» ABOUT THIS TASK: Every entry below needs to be copied exactly.

Page and application data records

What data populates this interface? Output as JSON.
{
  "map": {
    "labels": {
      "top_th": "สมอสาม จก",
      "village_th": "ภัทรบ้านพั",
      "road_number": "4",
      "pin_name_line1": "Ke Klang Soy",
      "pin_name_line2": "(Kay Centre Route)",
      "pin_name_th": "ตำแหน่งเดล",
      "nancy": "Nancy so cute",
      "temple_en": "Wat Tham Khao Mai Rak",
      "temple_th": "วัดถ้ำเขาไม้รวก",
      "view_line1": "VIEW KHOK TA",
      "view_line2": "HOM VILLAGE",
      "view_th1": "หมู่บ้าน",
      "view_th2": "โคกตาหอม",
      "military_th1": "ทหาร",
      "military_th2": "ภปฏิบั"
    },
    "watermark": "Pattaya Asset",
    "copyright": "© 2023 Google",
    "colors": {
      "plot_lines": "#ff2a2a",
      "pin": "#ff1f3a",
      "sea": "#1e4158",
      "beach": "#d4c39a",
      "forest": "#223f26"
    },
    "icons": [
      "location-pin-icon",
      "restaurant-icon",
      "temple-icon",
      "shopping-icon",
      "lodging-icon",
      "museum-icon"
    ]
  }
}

» RESULT BELOW:
What data populates this interface? Output as JSON.
{
  "map": {
    "labels": {
      "top_th": "สมอสาม จก",
      "village_th": "ภัทรบ้านพั",
      "road_number": "4",
      "pin_name_line1": "Ke Klang Soy",
      "pin_name_line2": "(Kay Centre Route)",
      "pin_name_th": "ตำแหน่งเดล",
      "nancy": "Nancy so cute",
      "temple_en": "Wat Tham Khao Mai Rak",
      "temple_th": "วัดถ้ำเขาไม้รวก",
      "view_line1": "VIEW KHOK TA",
      "view_line2": "HOM VILLAGE",
      "view_th1": "หมู่บ้าน",
      "view_th2": "โคกตาหอม",
      "military_th1": "ทหาร",
      "military_th2": "ภปฏิบั"
    },
    "watermark": "Pattaya Asset",
    "copyright": "© 2023 Google",
    "colors": {
      "plot_lines": "#ff2a2a",
      "pin": "#ff1f3a",
      "sea": "#1e4158",
      "beach": "#d4c39a",
      "forest": "#223f26"
    },
    "icons": [
      "location-pin-icon",
      "restaurant-icon",
      "temple-icon",
      "shopping-icon",
      "lodging-icon",
      "museum-icon"
    ]
  }
}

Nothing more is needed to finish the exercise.